EXERCISE DIRECTIONS ▸ Give the total number of lines in the data below that include "name", and nothing else.
____ DATA TO EXAMINE
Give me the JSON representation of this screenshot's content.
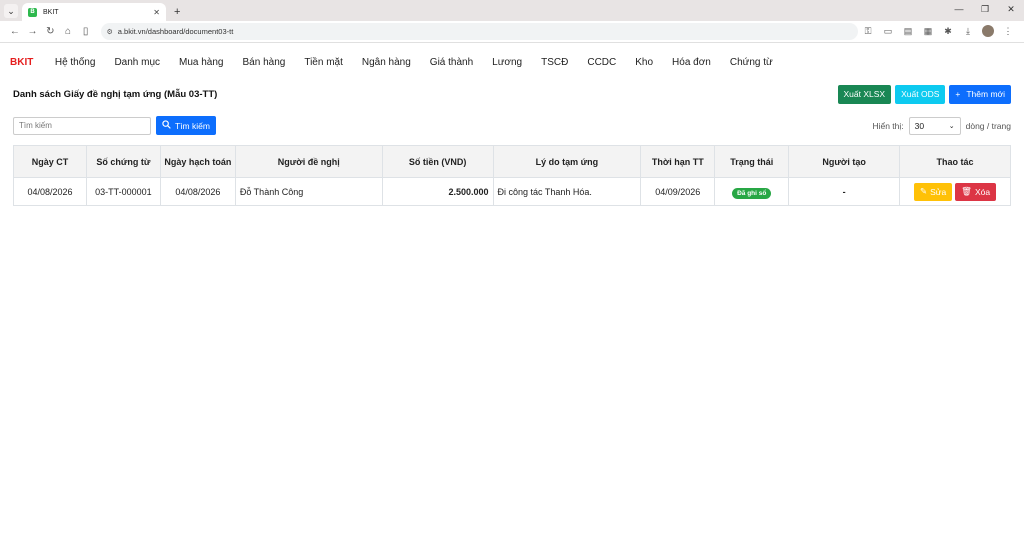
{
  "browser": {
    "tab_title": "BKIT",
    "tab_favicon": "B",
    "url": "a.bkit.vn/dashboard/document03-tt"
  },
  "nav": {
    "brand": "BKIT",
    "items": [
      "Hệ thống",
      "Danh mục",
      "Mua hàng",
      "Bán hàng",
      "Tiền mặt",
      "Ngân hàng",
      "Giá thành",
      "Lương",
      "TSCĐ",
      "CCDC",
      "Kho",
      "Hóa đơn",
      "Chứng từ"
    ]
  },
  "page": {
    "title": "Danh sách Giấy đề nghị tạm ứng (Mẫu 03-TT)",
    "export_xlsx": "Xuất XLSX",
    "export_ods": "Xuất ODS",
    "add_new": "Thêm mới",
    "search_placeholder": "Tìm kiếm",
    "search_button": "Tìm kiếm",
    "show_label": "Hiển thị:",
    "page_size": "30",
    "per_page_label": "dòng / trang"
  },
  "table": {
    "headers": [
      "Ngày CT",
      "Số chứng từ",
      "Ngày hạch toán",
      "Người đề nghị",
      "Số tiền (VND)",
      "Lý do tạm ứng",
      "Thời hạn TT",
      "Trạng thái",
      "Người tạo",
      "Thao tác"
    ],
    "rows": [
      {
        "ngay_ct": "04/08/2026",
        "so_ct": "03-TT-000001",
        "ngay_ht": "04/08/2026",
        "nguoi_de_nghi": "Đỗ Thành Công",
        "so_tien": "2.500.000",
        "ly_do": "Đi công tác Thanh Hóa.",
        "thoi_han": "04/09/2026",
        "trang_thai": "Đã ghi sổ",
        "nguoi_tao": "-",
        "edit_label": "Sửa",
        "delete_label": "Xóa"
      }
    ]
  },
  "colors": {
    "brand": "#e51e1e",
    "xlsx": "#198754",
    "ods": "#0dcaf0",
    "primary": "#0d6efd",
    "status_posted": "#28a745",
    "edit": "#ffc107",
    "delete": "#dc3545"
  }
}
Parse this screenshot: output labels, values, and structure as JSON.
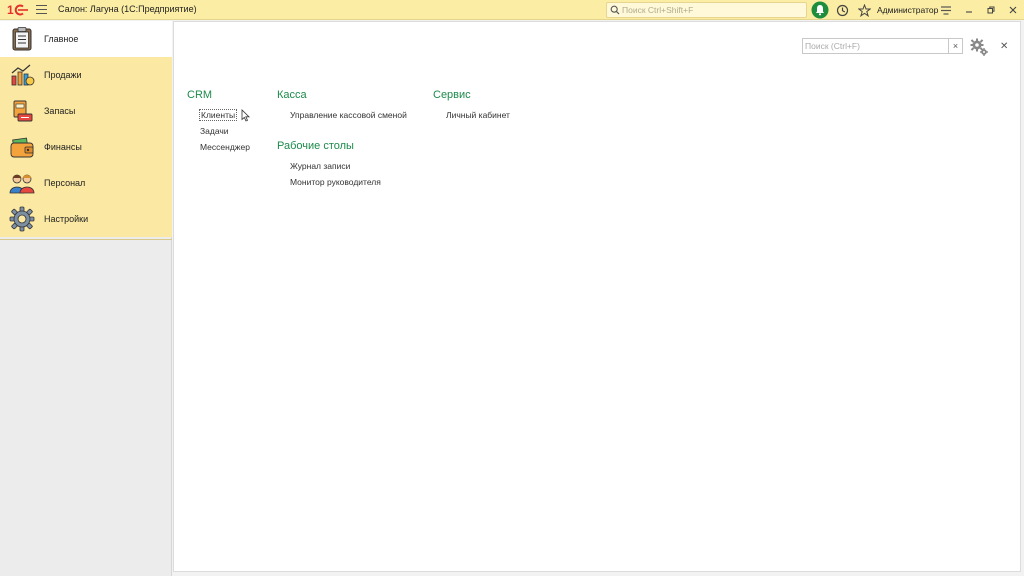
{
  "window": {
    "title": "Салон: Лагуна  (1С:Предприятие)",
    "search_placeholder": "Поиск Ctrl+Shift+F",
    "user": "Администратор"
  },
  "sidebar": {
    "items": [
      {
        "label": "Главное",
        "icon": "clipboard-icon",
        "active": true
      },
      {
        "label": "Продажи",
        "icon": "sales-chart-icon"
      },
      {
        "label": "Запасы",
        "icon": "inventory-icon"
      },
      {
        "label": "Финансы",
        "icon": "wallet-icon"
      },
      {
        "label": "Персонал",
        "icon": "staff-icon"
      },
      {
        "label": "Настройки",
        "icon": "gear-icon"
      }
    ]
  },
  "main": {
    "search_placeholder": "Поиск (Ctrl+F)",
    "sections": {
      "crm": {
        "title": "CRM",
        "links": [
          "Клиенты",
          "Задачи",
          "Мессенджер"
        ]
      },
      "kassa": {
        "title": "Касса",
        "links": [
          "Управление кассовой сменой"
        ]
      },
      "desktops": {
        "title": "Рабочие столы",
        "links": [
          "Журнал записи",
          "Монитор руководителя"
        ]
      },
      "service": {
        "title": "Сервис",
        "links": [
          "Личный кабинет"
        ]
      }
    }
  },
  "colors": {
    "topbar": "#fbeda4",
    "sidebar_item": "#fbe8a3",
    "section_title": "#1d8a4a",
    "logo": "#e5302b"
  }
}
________
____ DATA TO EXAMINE
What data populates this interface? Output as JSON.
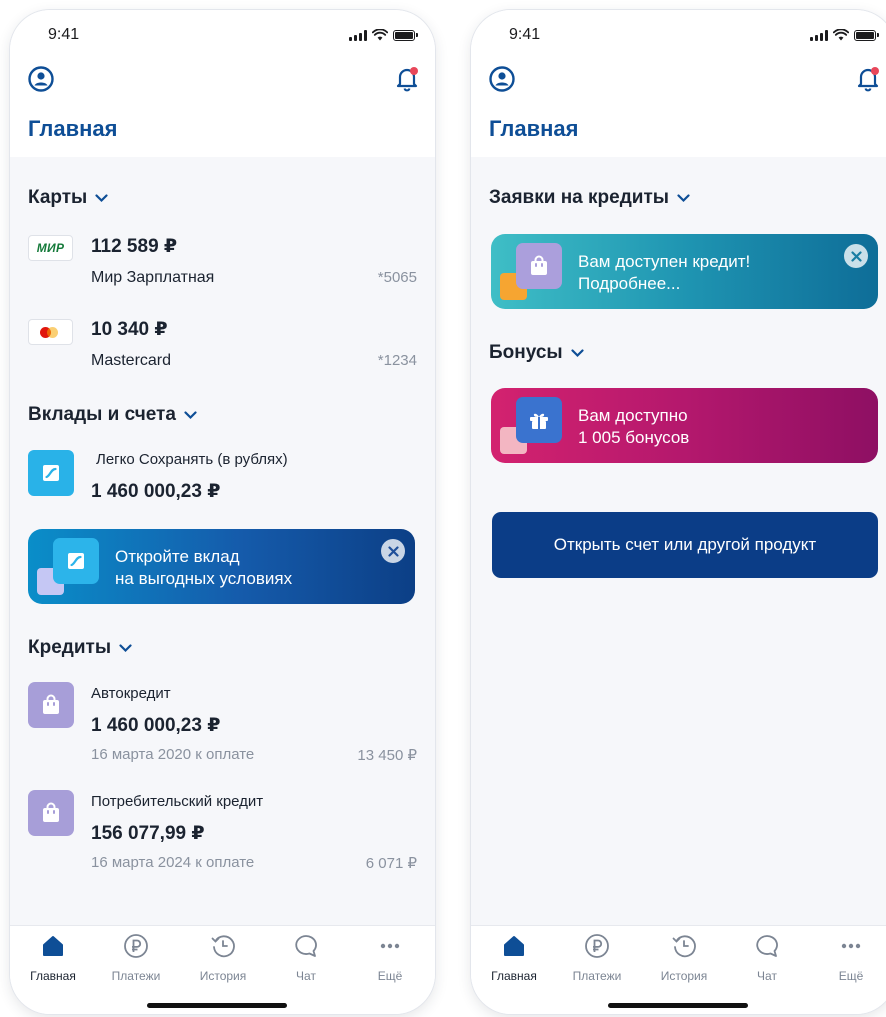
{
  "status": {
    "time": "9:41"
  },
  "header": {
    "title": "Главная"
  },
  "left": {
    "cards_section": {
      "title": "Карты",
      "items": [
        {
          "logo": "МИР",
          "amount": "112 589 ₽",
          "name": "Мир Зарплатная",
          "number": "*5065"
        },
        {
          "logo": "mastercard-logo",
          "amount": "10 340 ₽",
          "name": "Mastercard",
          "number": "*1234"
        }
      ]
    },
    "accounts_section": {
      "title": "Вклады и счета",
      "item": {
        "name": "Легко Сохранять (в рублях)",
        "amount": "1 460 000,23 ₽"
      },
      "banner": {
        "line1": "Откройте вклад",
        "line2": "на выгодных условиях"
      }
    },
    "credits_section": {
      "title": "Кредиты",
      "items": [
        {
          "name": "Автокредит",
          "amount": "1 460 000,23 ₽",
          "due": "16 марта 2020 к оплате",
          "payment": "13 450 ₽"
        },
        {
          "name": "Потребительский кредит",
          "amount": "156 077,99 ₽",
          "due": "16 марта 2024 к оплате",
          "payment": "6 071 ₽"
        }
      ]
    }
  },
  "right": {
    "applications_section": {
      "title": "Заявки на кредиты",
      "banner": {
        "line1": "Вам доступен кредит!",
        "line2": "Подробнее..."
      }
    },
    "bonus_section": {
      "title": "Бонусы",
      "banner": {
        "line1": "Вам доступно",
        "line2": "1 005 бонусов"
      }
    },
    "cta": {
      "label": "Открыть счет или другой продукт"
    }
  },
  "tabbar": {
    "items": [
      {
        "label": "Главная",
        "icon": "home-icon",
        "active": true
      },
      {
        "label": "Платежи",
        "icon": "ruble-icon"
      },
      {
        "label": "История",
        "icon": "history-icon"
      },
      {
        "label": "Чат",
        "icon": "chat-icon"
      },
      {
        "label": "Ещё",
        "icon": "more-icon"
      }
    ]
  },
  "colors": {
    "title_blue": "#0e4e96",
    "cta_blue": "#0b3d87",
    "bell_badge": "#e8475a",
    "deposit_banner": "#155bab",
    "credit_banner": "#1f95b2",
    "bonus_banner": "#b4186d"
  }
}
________
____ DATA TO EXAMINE
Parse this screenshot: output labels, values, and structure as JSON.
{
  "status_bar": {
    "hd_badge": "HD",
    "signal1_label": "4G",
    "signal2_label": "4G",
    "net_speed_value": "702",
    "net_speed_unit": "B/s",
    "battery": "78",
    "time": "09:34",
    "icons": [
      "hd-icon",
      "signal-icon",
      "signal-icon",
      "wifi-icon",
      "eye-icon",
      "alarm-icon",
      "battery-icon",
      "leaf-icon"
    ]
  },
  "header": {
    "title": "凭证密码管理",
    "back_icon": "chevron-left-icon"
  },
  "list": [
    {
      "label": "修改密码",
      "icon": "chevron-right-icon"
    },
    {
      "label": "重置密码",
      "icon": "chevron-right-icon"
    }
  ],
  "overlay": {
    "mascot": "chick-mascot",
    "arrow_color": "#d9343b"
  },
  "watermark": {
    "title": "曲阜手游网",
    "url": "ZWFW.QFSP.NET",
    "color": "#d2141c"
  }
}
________
RESPONSE TO THE TASK ▸ 5